• _WHAT TO DO_: Look for the word "JSON" in the entries and copy every line where it shows up.

Component data from apps and pages:
+===+

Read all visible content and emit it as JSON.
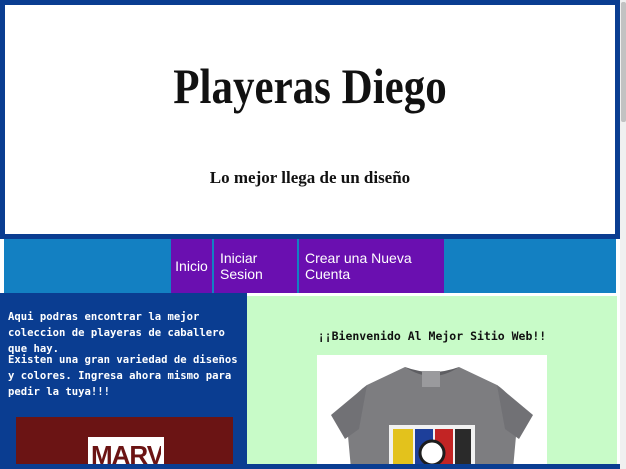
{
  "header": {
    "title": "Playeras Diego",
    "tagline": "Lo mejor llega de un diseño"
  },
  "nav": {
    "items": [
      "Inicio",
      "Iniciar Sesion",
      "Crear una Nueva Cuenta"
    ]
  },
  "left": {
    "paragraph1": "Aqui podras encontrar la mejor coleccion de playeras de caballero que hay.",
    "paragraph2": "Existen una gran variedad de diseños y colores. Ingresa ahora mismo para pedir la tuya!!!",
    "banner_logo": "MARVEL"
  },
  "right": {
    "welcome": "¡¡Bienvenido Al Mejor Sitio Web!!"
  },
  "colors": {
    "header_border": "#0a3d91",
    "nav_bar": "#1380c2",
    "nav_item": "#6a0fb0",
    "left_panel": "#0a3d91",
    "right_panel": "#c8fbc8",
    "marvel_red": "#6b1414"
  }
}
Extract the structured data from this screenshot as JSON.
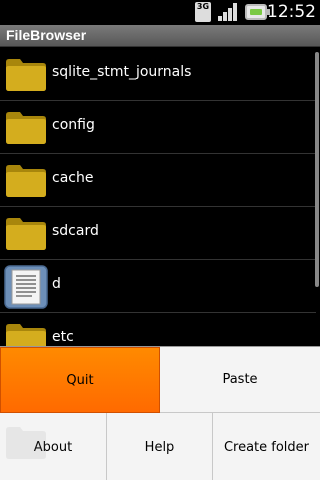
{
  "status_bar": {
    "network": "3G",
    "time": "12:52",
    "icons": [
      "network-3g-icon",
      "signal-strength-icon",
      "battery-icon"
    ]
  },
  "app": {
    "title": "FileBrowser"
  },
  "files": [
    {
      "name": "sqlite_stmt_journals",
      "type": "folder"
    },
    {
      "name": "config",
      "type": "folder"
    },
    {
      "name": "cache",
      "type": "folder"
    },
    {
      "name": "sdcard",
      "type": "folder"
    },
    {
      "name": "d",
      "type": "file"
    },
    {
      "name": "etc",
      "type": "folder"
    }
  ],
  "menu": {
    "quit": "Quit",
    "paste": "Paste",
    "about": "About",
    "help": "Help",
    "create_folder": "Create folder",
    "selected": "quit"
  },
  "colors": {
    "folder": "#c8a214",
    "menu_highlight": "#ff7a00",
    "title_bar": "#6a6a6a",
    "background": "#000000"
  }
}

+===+

• _TASK ANSWER_:
Read all visible content and emit it as JSON.
Extract the structured data from this screenshot as JSON.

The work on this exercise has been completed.